Greensboro, NC (PRWEB) December 30, 2011
Marathon runner Beth Deloria, Manager of Community Outreach for Allard USA, is taking to the streets to show the thousands of Americans who suffer from foot drop that they don't have to surrender their mobility to the neuromuscular disorder. Beth will compete in a 20-race schedule of half-marathons in 2012 to demonstrate that foot drop obstacles can be overcome. The 13.1 mile events are part of the Rock ‘n’ Roll Marathon Series.
In 2004, severe spinal trauma and subsequent surgery left Beth with nerve damage that made her unable to flex her left ankle and raise the front portion of her foot. The condition, known as foot drop, was devastating for the devout distance runner, who had competed in major marathon events from Chicago to Boston.
“Knowing that my capability declined from running 26 miles to having difficulty walking without tripping was just as much a psychological injury as it was a physical issue,” Beth says. “That’s part of coming to terms with foot drop—there can be an enormous emotional toll when losing the ability to control your foot and ankle muscles prevents you from getting around well enough to live your life.”
With the help of a special orthotic brace, Beth prevented foot drop from taking away her passion for running. Now she’s using her experience to inspire those affected by the disorder not to let it steal their quality of life.
In medical terms, foot drop is a neuromuscular condition caused by weakness or paralysis of the muscles that flex the foot upward at the ankle. It can affect one or both feet, and can be permanent or temporary, depending on the cause. There are numerous possible causes for foot drop, including stroke, multiple sclerosis, cerebral palsy, muscular dystrophy, some forms of spinal muscular atrophy, amyotrophic lateral sclerosis (ALS or Lou Gehrig’s disease), injury to the nerve roots in the spine, acquired peripheral neuropathy (often associated with diabetes), or compression or damage to the peroneal nerve in the lower leg.
People with foot drop typically experience mobility difficulty because without intervention, they often scuff their toes along the ground, swing their leg to the side as they walk, or bend their knees to lift their foot higher than usual, causing an uncomfortable walking motion called a “steppage” gait.
As she recovered from her surgery seven years ago, Beth tried the molded plastic orthotic braces often prescribed to remedy foot drop. Finding the devices too heavy and cumbersome to permit full mobility, Beth feared her running days were over. “The prospect of losing an important part of my life because of foot drop was extremely depressing,” Beth says.

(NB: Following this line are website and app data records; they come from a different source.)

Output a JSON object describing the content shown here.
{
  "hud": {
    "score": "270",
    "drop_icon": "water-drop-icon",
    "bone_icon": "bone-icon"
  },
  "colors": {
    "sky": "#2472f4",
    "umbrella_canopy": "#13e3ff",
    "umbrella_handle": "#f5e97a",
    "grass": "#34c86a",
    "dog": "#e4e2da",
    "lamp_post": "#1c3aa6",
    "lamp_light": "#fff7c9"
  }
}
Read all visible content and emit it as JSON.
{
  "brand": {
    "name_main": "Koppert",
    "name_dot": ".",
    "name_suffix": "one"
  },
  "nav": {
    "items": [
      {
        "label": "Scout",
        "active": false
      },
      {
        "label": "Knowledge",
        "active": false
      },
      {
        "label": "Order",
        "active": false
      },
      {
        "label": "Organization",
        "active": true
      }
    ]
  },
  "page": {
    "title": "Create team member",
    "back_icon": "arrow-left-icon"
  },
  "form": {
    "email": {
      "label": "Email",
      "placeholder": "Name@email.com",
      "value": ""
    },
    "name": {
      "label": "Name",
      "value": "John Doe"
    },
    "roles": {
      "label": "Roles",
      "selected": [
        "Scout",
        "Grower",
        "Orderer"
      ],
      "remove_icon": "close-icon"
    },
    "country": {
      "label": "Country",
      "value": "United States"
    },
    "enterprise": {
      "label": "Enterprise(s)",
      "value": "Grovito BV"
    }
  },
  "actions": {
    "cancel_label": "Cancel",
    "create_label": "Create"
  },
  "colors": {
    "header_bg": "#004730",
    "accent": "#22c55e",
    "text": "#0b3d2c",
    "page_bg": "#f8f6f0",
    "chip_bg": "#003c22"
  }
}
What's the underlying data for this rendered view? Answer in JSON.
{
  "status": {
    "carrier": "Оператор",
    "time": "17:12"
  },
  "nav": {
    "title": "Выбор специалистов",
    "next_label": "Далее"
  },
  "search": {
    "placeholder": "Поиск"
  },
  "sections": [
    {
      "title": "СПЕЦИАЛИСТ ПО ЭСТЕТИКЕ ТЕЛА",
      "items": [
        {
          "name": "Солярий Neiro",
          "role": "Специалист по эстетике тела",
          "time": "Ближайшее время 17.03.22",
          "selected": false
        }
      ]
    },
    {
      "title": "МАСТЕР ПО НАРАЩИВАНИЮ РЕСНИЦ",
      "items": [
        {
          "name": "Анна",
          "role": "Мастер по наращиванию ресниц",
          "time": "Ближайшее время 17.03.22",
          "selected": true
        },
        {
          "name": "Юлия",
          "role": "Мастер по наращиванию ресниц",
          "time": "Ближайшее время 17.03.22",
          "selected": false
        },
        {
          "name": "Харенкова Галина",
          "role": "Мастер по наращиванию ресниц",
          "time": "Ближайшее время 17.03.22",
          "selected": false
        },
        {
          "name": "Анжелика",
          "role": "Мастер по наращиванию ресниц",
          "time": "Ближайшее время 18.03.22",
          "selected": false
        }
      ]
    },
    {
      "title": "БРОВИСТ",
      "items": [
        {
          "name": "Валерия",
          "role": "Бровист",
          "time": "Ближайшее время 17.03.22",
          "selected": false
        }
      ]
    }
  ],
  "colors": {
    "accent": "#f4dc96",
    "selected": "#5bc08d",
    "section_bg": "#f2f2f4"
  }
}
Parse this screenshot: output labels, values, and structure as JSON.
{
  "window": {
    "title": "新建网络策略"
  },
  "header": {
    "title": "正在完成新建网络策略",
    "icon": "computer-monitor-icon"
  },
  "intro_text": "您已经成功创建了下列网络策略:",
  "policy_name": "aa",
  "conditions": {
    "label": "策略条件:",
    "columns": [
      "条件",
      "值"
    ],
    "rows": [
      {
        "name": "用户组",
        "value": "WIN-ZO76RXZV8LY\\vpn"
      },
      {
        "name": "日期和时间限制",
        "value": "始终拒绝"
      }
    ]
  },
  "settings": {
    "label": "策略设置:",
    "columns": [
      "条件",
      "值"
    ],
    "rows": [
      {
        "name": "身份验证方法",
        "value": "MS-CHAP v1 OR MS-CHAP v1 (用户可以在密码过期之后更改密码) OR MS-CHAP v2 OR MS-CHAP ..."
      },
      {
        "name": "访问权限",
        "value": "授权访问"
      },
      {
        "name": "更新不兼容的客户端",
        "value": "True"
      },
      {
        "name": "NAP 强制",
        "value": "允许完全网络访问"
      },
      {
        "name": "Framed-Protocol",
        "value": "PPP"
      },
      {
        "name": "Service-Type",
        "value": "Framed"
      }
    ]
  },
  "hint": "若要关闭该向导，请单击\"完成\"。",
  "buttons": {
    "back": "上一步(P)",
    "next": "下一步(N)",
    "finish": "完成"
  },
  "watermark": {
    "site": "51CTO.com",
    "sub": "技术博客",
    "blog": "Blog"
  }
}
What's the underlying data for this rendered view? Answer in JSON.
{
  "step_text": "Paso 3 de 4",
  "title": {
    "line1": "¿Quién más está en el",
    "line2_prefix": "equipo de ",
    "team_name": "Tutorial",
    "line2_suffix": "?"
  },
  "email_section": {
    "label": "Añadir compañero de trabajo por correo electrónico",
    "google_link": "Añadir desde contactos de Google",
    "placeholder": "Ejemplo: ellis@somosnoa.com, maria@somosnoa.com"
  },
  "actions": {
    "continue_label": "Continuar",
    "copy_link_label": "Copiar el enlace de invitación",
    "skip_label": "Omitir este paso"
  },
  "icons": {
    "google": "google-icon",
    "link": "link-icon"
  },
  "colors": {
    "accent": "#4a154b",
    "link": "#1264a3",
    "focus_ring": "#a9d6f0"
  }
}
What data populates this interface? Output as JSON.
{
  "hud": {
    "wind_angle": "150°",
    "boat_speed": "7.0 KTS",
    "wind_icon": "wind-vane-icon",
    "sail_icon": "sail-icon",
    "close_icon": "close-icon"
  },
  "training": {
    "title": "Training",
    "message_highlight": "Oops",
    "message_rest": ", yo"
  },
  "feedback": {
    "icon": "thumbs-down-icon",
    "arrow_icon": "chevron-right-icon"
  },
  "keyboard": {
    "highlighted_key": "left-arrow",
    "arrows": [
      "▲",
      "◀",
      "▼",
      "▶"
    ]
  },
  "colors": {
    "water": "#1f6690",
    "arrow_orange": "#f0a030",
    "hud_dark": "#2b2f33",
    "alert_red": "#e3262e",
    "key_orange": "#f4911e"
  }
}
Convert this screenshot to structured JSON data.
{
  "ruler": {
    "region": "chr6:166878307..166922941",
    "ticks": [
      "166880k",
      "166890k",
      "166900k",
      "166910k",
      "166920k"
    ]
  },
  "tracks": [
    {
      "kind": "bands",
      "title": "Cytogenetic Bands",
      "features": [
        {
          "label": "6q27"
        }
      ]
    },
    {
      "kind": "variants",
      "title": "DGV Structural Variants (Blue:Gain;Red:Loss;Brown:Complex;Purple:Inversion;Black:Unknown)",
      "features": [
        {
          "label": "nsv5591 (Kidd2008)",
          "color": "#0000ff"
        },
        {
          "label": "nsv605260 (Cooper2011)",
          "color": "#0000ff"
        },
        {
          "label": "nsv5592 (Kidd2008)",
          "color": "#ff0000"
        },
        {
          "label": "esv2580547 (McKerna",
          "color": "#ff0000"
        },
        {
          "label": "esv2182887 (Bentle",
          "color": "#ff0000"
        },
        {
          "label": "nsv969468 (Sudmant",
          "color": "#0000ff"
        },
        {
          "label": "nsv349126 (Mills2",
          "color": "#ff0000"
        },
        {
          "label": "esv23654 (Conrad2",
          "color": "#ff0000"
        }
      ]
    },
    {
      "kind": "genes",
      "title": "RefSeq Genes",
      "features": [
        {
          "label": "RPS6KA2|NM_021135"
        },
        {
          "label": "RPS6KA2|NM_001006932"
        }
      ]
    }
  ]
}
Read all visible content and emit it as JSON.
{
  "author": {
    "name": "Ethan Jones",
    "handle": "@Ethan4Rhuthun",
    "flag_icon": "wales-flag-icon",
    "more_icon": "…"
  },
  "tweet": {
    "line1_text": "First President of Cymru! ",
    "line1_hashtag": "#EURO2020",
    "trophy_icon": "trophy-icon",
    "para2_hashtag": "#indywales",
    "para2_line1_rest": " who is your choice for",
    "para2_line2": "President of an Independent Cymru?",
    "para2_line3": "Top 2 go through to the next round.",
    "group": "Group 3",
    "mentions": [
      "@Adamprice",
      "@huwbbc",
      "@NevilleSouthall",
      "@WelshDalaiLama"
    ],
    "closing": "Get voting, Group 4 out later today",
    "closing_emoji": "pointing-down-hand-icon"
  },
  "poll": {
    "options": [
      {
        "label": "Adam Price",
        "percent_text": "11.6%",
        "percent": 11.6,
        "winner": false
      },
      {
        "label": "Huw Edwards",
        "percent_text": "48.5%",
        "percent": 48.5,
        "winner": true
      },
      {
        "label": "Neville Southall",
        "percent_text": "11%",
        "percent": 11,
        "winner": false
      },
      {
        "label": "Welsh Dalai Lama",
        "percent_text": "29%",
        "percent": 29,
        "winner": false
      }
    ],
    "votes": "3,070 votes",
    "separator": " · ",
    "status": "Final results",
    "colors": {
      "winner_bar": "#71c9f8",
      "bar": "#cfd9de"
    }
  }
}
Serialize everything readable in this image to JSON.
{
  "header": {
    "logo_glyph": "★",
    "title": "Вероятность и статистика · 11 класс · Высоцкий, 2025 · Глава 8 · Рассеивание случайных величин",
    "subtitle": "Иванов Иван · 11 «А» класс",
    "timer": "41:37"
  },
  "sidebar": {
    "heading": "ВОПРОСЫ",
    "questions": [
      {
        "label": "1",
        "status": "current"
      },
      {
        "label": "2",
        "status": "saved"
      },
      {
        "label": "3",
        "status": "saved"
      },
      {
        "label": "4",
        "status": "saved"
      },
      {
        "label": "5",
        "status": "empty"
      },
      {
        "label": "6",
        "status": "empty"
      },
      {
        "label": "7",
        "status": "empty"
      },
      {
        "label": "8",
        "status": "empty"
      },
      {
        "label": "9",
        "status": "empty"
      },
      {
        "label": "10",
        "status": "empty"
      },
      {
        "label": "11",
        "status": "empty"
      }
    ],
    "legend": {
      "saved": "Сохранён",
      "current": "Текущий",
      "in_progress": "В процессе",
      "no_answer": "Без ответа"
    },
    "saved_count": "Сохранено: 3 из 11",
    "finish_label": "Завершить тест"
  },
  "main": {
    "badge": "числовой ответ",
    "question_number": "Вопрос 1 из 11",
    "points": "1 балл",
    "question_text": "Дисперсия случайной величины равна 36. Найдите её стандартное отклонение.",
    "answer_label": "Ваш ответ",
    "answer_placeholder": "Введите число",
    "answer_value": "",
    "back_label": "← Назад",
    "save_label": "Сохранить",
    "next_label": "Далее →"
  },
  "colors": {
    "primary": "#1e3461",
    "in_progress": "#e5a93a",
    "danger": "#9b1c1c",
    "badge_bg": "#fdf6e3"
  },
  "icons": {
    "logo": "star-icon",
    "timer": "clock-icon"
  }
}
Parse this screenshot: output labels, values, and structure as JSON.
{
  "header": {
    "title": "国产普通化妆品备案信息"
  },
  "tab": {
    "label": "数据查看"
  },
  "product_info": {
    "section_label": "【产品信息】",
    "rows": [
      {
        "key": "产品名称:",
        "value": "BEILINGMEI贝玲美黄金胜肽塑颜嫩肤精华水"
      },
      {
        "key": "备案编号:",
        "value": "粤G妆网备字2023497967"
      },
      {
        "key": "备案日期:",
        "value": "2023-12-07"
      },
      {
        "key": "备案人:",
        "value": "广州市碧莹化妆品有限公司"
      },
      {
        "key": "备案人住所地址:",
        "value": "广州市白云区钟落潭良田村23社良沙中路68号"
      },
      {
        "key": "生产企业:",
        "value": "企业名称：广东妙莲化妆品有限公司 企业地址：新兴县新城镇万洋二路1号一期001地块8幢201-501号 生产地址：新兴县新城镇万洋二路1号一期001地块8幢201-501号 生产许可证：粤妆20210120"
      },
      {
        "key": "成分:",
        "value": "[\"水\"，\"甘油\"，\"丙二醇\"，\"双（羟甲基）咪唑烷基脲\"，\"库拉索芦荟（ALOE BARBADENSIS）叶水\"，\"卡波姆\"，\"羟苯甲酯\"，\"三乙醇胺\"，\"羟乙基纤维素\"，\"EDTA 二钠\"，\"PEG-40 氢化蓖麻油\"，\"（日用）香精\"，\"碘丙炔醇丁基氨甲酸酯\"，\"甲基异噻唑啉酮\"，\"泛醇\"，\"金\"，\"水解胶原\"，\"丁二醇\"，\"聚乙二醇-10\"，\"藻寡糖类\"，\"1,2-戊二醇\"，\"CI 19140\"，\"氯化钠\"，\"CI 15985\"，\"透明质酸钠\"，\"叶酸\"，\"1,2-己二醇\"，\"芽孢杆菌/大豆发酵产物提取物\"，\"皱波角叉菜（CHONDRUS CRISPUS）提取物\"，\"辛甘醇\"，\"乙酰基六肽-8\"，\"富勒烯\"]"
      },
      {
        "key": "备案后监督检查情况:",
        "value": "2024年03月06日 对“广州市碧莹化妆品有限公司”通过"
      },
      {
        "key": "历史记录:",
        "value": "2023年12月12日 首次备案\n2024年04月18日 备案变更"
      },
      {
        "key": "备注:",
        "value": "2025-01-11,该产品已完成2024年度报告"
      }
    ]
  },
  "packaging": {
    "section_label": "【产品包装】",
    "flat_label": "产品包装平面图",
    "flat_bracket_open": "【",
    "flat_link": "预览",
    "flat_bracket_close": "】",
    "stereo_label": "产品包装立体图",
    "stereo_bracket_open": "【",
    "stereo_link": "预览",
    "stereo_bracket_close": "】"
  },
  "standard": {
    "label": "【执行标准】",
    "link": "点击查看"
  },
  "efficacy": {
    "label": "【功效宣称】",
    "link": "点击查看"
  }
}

In an exhaustive search for options that would prevent foot drop from diminishing her quality of life, Beth eventually found the ToeOFF brace manufactured by Allard USA. It is a technologically advanced, carbon fiber orthotic device designed to mimic the biophysical movement of the muscles in her legs and feet. The results were dramatic; after four months training with the new brace, Beth ran the Chicago Marathon in the lowest time she had ever recorded for a 26.2 mile race.
Beth says, however, that her return to the running circuit has significance that goes beyond how well she competes in the events. “I know from personal experience,” she says, “the importance of preventing foot drop from taking away the things you want to do in life.”
Beth will kick off her 20-race schedule on January 15 in the Rock ‘n’ Roll Arizona event in Phoenix.
About Allard USA
Allard USA is a subsidiary of Allard International, recognized worldwide as a leader of innovative orthotic devices, privately owned by Peter Allard and based in Helsingborg, Sweden. Allard USA is committed to working together with Orthotic and Prosthetic facilities and medical professionals throughout North America to offer innovative orthotic solutions that will help improve function and quality of life for individuals with physical challenges.